procedures will automatically load your program into the interpreter (if
necessary), therefore there is no need to restart the interpreter or to
reload the framework even if you modify the source.
The SML framework export the following four functions:
signature FRiver = sig val valid_problem : TRiver.rivermap > bool val river_in : string > TRiver.rivermap val river_out : string * TRiver.rivermap * TRiver.riverpath list > unit val solve : string * string > string end
valid_problem rm
rm
rivermap; as shown above.river_in f
f
.river_out(f, rm, rps)
rps
solution list of the rm
rivermap is
written into the f
text file.solve(i, o)
i
and writes all its solutions
into the text file o
. Requires a correct implementation of
River.river
. The result of this function is a string
containing the number of solutions and run time statistics.The input resp. output can be redirected to the terminal by using the
file name /dev/stdin
resp. /dev/stdout
under
Unices, con
for both under MS DOS/Windows systems.
Usage: first compile all modules, including your
River.sml
containing the implementation of
the river
function with the following command:
mosmlc c TRiver.sml River.sig River.sml FRiver.sig FRiver.sml
Then load the FRiver
module into the interpreter and open
it:
Moscow ML version 2.01 (January 2004) Enter `quit();' to quit.  load "FRiver"; > val it = () : unit  open FRiver; > val river_in : string > (int * int) * (int * int * ftype) list val river_out : string * ((int * int) * (int * int * ftype) list) * (int * int) list list > unit val solve : string * string > string val valid_problem : (int * int) * (int * int * ftype) list > bool  solve (..., ...);
When you modify your program, it is enough to recompile
River.sml
and restart the interpreter.
Make sure that the source files are easily readable: pick meaningful names for procedures, functions and variables, specify the role and domain of arguments, explain the role and behavior of particular predicates and functions! Follow the conventions used in class! Don't write lines longer than 72 characters! Write head comments for all procedures and functions!
Document your algorithm and both implementations in a single document. The contents of this document should conver:
Submit the documentation electronically in HTML, PDF or ASCII format.
You may choose to implement your programs under MS Windows, but it is required that they run under Linux.
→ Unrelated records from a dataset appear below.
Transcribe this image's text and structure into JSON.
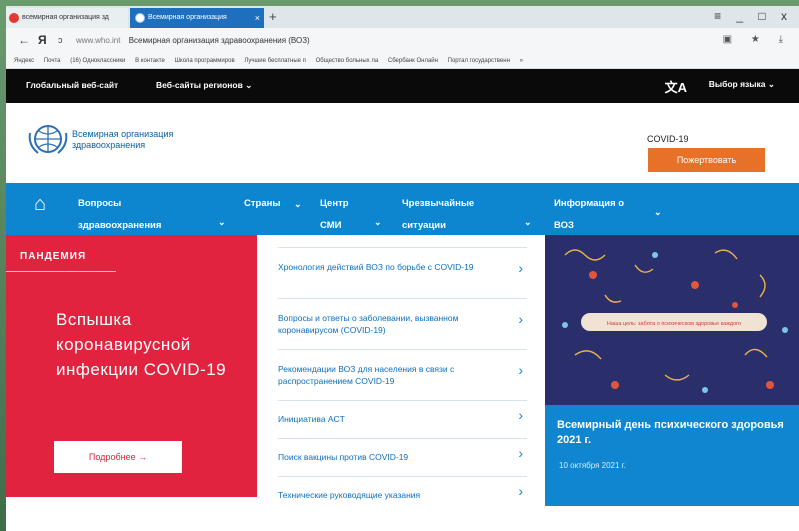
{
  "browser": {
    "tabs": [
      {
        "label": "всемирная организация зд"
      },
      {
        "label": "Всемирная организация"
      }
    ],
    "new_tab": "+",
    "window_controls": "≡ _ □ x",
    "nav": {
      "back": "←",
      "yandex": "Я",
      "reload": "ↄ"
    },
    "address": {
      "host": "www.who.int",
      "page_title": "Всемирная организация здравоохранения (ВОЗ)"
    },
    "address_right": "▣ ★ ⤓",
    "bookmarks": [
      "Яндекс",
      "Почта",
      "(16) Одноклассники",
      "В контакте",
      "Школа программиров",
      "Лучшие бесплатные п",
      "Общество больных ла",
      "Сбербанк Онлайн",
      "Портал государственн",
      "»"
    ]
  },
  "site": {
    "topnav": {
      "global": "Глобальный веб-сайт",
      "regions": "Веб-сайты регионов",
      "regions_chevron": "⌄",
      "lang_icon": "文A",
      "lang": "Выбор языка ⌄"
    },
    "logo_text": "Всемирная организация здравоохранения",
    "covid_label": "COVID-19",
    "donate": "Пожертвовать",
    "mainnav": {
      "home_icon": "⌂",
      "items": [
        {
          "label": "Вопросы здравоохранения",
          "chevron": "⌄"
        },
        {
          "label": "Страны",
          "chevron": "⌄"
        },
        {
          "label": "Центр СМИ",
          "chevron": "⌄"
        },
        {
          "label": "Чрезвычайные ситуации",
          "chevron": "⌄"
        },
        {
          "label": "Информация о ВОЗ",
          "chevron": "⌄"
        }
      ]
    },
    "pandemic": {
      "tag": "ПАНДЕМИЯ",
      "headline": "Вспышка коронавирусной инфекции COVID-19",
      "button": "Подробнее →"
    },
    "links": [
      {
        "label": "Хронология действий ВОЗ по борьбе с COVID-19",
        "arrow": "›"
      },
      {
        "label": "Вопросы и ответы о заболевании, вызванном коронавирусом (COVID-19)",
        "arrow": "›"
      },
      {
        "label": "Рекомендации ВОЗ для населения в связи с распространением COVID-19",
        "arrow": "›"
      },
      {
        "label": "Инициатива ACT",
        "arrow": "›"
      },
      {
        "label": "Поиск вакцины против COVID-19",
        "arrow": "›"
      },
      {
        "label": "Технические руководящие указания",
        "arrow": "›"
      }
    ],
    "promo": {
      "banner_text": "Наша цель: забота о психическом здоровье каждого",
      "title": "Всемирный день психического здоровья 2021 г.",
      "date": "10 октября 2021 г."
    }
  },
  "colors": {
    "who_blue": "#0e86cf",
    "pandemic_red": "#e2233f",
    "donate_orange": "#e8712a",
    "top_bar": "#0a0a0a"
  }
}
All programs will be tested under Linux, using SICStus Prolog 3.12.x and MOSML 2.01.
You can submit the programs and the documentation electronically by
emailing them to the address dhanak[at]cs[dot]bme[dot]hu
by no
later than two days before the exam (TBD).
Solving the homework is not a hard requirement, but it gives an unparalleled means of learning declarative programming at an advanced level. Therefore it is strongly recommended to solve it in both languages. However, we accept solutions in only one of the two languages with at most half of the total available scores.
Warning! It is almost impossible to get a high mark without solving the homework.
It is strictly forbidden to share anything other than ideas of algorithms with each other! The programs will be analyized for similarities systematically. Copying pieces of code from someone elses program will be severely penalized!